ORLANDO, Fla. -- The Los Angeles Clippers were distraught and dejected, stunned after losing two things Tuesday night.
Their game to the Orlando Magic. Their general manager Mike Dunleavy.
The way both happened caught them by surprise.
Dwight Howard had 22 points and 15 rebounds to help the Magic roll past the Clippers 113-87 to tie a season high with their sixth straight victory.
After Los Angeles announced in the middle of the game that Dunleavy and the team were parting ways, interim coach Kim Hughes delivered the news to his players during his postgame speech.
"It's just like another monkey wrench in a roller-coaster season for us," said Clippers guard Baron Davis, who was nauseous, dizzy and had a stomachache earlier in the day.
The Magic left the Clippers just as woozy.
"I liked the way we approached the game coming off a big win the other night," Magic coach Stan Van Gundy said. "There was no letdown, especially in the second half. We played well and hard, and we didn't turn the ball over in the first half. It was just a mature, very solid approach."
Not so much for the Clippers.
Davis fought through the sickness that forced him to miss the morning shootaround. He came off the bench to finish with 16 points, and Chris Kaman added 12 as Los Angeles lost for the sixth time in the last seven games.
The announcement came barely a month after Dunleavy relinquished his head coaching duties to focus solely on being general manager.
"I thought Mike was going to focus on being the GM and that's what I thought was going to be the course of event. I'm a little bit shocked it occurred," Hughes said.
His team's play on the court reinforced a long-standing view in Los Angeles: They're not the Lakers.
Los Angeles' other team didn't have as much effort or offer as much talent to slow down Orlando as the Lakers did in a back-and-forth finish Sunday. The Clippers had little intensity and allowed the Magic to put this one away early, turning things into a highlight show.
It was hardly a shocker that Howard led the way -- except for the way he did.
Sure, Howard had his blocks, swatting one of Drew Gooden's shots into the seats near the Clippers' bench. And he had his dunks, hustling on one play to beat Kaman down court and finish with a two-handed slam.
But his ballhandling skills? That one surprised everybody.

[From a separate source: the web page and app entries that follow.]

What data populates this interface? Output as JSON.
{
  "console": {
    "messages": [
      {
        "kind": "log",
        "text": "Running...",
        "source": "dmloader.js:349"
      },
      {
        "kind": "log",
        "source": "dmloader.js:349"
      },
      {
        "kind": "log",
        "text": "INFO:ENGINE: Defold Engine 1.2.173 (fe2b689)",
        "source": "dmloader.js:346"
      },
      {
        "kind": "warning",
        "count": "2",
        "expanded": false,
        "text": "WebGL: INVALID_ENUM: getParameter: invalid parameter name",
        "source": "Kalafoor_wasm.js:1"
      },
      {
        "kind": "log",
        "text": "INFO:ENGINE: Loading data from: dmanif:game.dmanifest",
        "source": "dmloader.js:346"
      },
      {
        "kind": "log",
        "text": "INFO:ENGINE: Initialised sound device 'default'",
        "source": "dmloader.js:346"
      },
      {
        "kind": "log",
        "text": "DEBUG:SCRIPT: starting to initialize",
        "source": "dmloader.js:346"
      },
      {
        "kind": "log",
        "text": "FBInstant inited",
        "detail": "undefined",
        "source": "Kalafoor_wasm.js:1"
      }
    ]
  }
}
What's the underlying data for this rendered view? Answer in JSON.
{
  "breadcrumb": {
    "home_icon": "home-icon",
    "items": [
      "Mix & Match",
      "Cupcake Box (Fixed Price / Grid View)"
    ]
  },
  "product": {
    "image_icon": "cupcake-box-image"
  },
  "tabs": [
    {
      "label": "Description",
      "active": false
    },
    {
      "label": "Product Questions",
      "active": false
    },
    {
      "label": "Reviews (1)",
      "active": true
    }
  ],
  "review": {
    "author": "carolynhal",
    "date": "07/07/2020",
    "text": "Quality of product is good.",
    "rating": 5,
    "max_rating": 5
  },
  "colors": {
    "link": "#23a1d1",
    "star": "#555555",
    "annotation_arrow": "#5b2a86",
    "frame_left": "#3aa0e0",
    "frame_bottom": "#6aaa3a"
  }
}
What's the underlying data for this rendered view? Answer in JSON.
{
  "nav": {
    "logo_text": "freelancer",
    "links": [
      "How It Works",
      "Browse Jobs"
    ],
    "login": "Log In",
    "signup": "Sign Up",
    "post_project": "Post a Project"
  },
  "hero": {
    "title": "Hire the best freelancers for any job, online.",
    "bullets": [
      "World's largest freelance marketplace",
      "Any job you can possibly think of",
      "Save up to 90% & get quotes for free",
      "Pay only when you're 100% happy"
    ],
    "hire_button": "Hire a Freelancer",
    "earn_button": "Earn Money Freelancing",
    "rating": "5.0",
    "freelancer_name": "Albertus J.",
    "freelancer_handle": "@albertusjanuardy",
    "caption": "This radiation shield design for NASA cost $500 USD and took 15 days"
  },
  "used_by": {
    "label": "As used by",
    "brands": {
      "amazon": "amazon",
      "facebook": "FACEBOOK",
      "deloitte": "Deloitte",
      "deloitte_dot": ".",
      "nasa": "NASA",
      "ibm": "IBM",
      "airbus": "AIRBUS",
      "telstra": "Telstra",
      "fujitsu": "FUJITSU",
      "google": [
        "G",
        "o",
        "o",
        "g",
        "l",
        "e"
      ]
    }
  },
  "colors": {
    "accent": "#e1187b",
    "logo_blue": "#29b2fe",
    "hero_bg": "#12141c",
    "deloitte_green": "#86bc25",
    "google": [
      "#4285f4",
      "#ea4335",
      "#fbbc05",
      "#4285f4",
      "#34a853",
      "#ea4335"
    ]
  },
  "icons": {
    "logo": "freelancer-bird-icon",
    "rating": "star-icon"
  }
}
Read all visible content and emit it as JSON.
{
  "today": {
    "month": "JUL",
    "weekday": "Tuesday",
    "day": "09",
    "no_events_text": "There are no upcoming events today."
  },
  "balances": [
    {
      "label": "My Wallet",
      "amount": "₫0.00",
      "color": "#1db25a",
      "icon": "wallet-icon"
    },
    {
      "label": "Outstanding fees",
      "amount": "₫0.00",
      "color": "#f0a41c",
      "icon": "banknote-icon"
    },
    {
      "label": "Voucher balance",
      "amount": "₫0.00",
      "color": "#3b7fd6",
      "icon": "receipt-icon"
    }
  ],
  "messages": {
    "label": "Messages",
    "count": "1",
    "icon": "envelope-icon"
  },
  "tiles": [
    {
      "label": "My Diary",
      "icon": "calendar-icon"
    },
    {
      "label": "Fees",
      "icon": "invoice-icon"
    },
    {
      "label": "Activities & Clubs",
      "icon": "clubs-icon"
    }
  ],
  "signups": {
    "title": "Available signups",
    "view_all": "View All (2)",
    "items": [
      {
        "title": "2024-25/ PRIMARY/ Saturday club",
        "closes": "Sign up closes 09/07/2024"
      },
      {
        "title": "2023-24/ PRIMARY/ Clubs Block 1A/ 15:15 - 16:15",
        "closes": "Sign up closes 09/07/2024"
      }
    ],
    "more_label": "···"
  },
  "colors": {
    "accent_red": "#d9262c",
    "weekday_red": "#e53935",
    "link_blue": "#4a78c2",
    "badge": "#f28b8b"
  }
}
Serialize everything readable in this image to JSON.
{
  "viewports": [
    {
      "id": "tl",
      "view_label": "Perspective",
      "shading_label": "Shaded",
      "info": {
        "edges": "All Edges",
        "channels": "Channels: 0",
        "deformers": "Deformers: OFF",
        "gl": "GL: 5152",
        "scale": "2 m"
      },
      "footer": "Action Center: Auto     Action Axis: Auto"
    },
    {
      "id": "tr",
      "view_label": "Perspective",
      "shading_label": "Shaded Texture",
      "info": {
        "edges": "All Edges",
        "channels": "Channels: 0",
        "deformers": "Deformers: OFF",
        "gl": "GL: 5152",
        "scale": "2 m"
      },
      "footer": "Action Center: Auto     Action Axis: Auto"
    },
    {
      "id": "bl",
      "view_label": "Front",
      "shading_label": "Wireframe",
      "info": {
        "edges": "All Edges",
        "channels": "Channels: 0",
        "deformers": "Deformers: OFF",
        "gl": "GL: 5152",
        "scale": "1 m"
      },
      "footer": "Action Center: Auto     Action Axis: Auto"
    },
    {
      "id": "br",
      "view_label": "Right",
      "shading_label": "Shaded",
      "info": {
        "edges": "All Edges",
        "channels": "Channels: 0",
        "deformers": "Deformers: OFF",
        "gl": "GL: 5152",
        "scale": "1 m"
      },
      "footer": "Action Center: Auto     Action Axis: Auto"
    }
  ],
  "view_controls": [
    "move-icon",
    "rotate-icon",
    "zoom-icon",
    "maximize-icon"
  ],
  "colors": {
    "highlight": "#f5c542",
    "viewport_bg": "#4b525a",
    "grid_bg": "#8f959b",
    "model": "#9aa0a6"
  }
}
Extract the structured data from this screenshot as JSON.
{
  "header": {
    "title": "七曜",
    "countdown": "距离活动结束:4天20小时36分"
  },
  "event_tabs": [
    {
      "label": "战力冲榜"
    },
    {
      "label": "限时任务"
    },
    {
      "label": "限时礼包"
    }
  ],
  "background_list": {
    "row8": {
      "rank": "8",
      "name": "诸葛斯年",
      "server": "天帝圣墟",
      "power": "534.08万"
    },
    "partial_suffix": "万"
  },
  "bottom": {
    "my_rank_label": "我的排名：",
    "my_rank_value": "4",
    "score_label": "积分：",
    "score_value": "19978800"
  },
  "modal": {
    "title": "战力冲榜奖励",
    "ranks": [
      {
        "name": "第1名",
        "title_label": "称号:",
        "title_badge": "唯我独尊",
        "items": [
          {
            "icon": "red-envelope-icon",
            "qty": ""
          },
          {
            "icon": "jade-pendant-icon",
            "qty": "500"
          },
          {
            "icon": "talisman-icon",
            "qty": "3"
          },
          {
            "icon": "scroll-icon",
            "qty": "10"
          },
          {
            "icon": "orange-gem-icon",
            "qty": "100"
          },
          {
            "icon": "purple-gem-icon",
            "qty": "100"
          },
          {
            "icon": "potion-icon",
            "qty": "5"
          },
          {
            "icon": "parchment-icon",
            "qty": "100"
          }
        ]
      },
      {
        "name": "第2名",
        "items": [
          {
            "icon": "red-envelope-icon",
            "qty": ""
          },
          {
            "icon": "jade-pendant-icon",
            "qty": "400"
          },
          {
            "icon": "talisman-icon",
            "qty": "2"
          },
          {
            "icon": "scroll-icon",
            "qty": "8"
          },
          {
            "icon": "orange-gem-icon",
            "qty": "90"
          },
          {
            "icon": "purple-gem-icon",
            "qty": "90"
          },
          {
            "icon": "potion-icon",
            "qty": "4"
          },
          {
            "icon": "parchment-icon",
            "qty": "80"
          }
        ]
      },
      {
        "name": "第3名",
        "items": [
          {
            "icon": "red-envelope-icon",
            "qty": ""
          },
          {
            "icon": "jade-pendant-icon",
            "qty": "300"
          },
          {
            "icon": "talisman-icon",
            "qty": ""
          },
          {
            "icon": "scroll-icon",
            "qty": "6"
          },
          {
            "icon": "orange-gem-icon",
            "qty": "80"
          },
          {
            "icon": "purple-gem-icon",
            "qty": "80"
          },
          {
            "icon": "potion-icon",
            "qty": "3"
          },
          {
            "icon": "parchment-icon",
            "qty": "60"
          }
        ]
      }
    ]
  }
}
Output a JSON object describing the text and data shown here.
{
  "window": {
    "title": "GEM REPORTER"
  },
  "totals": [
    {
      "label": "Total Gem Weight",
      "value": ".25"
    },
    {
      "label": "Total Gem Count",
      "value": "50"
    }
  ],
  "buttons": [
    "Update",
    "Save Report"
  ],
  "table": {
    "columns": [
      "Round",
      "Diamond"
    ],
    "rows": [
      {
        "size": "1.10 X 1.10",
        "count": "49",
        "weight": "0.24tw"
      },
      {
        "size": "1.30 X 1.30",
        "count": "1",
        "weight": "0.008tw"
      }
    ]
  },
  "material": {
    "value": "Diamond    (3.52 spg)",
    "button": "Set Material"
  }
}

The All-Star center took a rebound and led a fast break late in the second quarter. He made a quick dribble down the lane before he dished to Brandon Bass for a dunk, bringing a crowd that had exhausted itself two days earlier back to its feet.
"For a second, I thought I was Magic [Johnson]," Howard joked.
Howard spread his arms wide mimicking an airplane in celebration, smiling, laughing, rousing the fans in a game that otherwise lacked drama. The play highlighted a big first half for the Magic and their big man, with Howard's 18 points and 11 rebounds -- playing all 24 minutes -- before intermission giving them a 67-41 lead.
It was obvious Van Gundy wanted to seal the victory quickly. He played Howard the first 32 minutes before relieving his star center for good.
"It may not look like it, but I played my normal minutes. I just played them all together," Howard said. "I was a little winded from my coast-to-coast, but other than that, I was good."
And the minutes were far too much for the Clippers.
"They just did whatever they wanted to," Davis said. "It wasn't a game."
Like so many others for the Clippers.
Gooden makes his home in the Orlando area, but getting to sleep in his own bed Monday night was more than just a perk. Gooden, who has had two stints with the Magic and shuffled around the league the last eight years, said this is the first season he hasn't taken his bed to his new team's city. "The bed was so good, I took two naps today," he said. ... Magic small forward Matt Barnes and reserve center Adonal Foyle both celebrated birthdays Tuesday. Barnes turned 30, and Foyle is now 35.